Entries taken from a collection:
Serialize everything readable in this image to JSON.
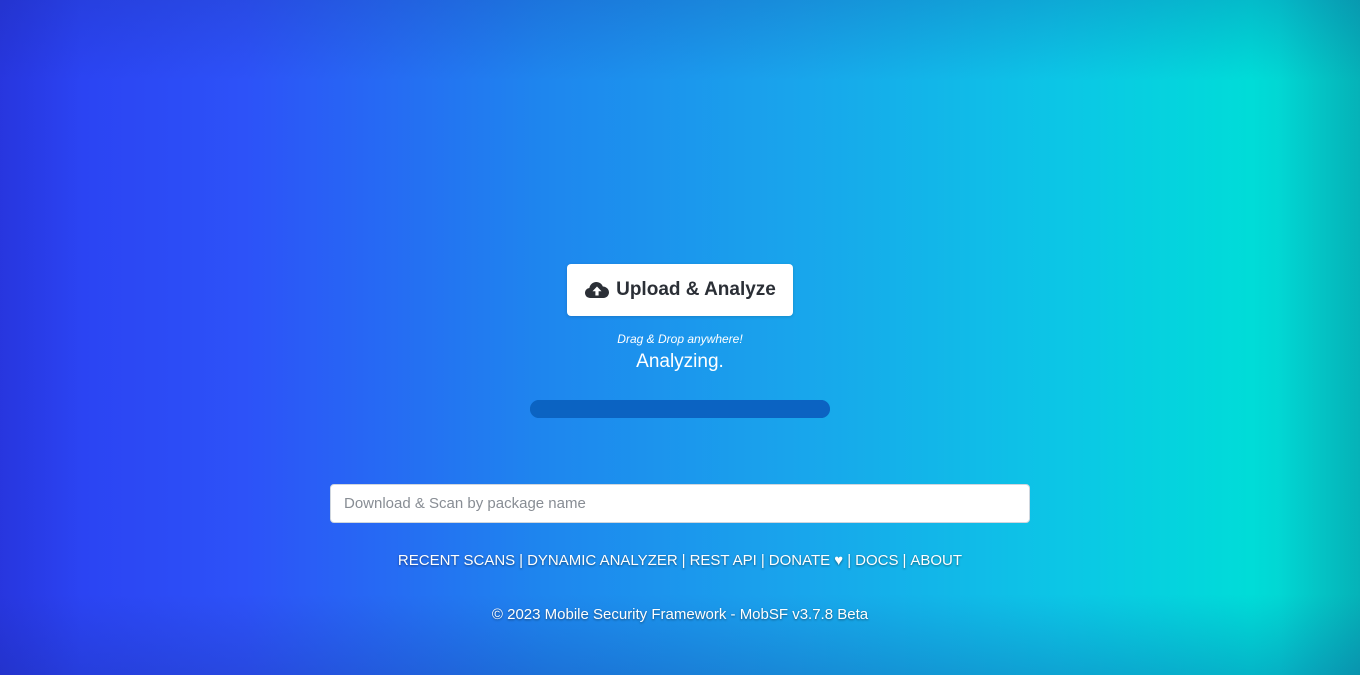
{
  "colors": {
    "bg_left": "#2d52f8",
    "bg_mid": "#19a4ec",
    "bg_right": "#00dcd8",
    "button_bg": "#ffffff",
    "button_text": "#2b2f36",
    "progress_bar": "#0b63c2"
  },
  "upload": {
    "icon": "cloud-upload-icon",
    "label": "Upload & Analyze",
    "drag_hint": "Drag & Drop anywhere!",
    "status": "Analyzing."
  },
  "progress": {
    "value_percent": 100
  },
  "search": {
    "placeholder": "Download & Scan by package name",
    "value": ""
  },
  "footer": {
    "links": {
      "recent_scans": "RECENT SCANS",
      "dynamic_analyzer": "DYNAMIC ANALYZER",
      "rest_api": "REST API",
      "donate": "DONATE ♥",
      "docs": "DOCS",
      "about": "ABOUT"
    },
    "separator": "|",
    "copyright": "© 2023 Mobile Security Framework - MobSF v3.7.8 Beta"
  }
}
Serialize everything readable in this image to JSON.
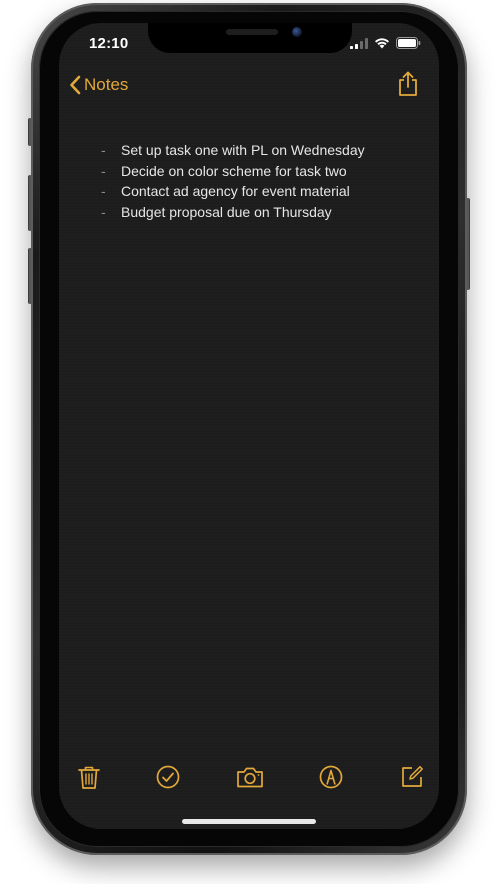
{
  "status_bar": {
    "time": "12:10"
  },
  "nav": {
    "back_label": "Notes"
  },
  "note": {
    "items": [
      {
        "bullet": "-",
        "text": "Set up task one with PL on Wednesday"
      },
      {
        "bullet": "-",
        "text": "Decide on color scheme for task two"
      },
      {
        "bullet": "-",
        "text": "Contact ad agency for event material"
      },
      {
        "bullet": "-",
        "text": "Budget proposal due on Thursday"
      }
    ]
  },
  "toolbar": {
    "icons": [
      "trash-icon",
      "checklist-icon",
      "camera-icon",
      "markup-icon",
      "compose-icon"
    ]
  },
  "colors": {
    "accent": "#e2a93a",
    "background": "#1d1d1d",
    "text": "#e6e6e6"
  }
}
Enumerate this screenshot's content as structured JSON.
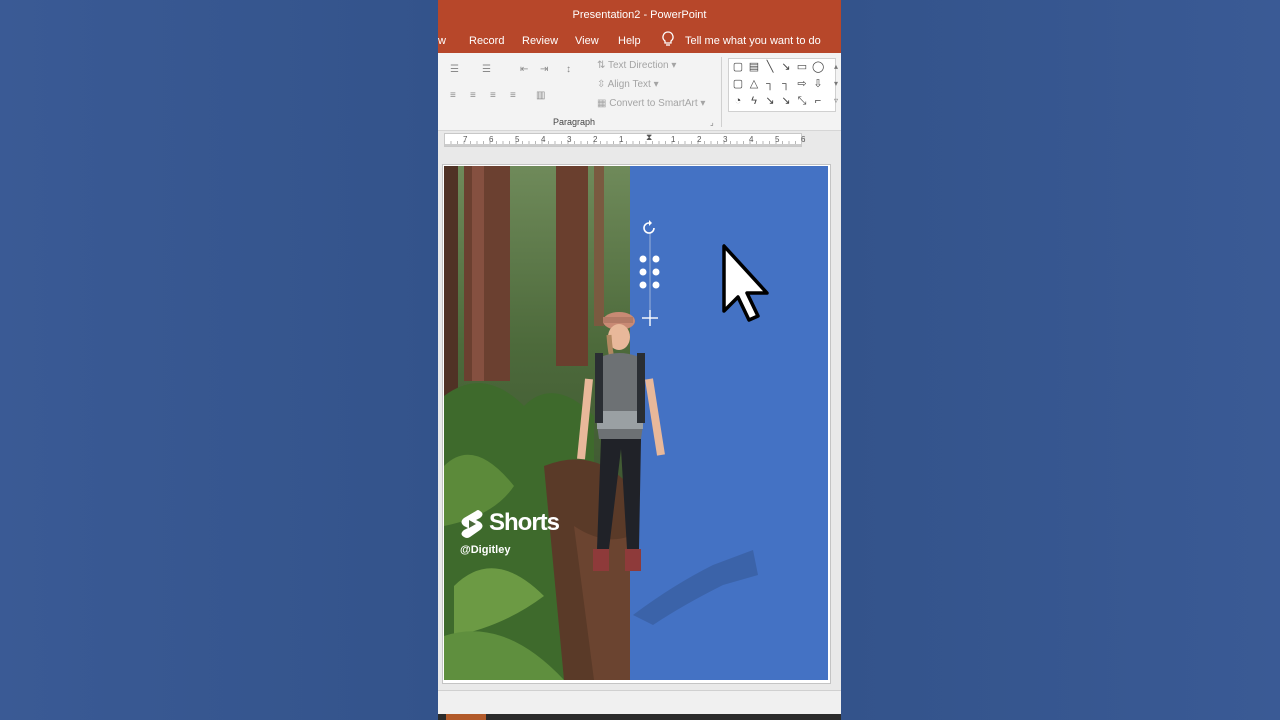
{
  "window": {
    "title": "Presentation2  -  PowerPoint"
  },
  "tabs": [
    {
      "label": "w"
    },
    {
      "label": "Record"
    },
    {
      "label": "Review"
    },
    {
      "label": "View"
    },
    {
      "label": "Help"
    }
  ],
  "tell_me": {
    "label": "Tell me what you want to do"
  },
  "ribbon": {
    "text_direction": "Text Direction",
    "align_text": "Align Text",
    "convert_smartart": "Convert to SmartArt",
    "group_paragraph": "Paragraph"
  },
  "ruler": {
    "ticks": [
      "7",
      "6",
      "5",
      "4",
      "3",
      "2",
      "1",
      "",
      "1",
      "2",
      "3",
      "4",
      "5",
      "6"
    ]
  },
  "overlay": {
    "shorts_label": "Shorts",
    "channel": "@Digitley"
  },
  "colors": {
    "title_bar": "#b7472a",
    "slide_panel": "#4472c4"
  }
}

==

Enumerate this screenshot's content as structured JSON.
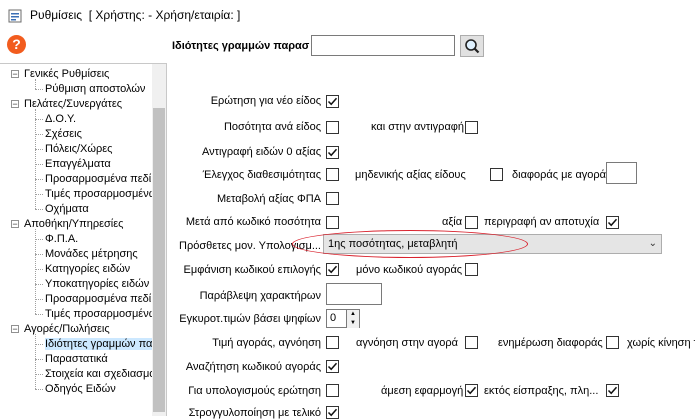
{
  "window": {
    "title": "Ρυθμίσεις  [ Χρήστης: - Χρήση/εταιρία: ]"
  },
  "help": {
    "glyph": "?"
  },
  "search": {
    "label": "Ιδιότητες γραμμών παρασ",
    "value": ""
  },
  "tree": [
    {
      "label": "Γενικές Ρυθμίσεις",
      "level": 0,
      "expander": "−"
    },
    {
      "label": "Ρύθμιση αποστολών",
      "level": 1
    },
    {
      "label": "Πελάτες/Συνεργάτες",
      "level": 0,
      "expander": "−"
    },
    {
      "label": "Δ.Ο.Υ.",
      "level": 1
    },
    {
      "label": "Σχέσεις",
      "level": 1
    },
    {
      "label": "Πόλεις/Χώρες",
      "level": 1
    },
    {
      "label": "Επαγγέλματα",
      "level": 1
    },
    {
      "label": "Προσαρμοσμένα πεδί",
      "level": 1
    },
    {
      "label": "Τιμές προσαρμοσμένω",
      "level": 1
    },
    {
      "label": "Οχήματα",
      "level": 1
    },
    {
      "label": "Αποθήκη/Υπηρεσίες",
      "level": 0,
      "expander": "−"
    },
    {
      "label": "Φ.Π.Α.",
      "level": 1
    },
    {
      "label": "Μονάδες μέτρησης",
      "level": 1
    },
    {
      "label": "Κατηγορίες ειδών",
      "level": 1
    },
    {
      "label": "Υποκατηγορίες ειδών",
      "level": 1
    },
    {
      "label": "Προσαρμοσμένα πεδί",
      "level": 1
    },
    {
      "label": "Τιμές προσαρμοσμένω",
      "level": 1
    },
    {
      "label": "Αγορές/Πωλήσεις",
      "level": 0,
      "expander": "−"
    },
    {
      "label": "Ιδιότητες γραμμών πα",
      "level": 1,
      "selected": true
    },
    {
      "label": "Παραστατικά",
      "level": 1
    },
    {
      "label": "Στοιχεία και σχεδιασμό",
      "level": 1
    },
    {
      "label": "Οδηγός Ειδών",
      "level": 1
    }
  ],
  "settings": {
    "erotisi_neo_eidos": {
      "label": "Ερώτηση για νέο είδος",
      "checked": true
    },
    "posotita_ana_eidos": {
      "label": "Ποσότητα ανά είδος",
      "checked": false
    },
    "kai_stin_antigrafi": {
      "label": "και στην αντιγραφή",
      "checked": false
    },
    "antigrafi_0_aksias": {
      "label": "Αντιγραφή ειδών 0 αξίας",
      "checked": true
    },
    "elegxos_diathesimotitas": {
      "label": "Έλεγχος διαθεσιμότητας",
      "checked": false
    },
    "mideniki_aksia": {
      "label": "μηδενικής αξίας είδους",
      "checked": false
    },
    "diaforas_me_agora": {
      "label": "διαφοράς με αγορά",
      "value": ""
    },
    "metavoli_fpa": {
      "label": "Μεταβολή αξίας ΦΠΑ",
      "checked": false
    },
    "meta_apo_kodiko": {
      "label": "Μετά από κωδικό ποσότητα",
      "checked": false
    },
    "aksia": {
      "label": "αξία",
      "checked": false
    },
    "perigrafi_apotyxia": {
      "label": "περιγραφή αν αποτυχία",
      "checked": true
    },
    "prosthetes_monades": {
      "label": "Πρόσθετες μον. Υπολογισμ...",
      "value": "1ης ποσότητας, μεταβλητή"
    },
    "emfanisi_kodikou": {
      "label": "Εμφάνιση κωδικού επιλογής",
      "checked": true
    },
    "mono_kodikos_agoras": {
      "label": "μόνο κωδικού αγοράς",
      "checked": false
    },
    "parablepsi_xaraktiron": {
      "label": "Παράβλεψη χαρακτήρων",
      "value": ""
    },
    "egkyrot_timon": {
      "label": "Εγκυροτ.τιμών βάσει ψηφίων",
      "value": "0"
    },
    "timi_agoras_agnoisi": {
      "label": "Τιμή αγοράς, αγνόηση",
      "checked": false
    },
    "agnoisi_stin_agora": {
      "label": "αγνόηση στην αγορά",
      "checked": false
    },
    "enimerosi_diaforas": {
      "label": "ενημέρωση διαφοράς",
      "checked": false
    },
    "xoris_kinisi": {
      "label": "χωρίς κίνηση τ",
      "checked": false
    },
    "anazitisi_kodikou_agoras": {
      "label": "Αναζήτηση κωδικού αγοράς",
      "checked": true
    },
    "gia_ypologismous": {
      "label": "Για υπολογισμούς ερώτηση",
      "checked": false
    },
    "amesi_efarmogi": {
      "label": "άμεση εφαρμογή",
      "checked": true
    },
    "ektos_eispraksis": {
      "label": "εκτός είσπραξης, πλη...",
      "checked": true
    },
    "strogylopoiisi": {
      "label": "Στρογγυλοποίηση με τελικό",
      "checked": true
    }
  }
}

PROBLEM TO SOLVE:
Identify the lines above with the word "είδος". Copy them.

TASK RESPONSE:
      "label": "Ερώτηση για νέο είδος",
      "label": "Ποσότητα ανά είδος",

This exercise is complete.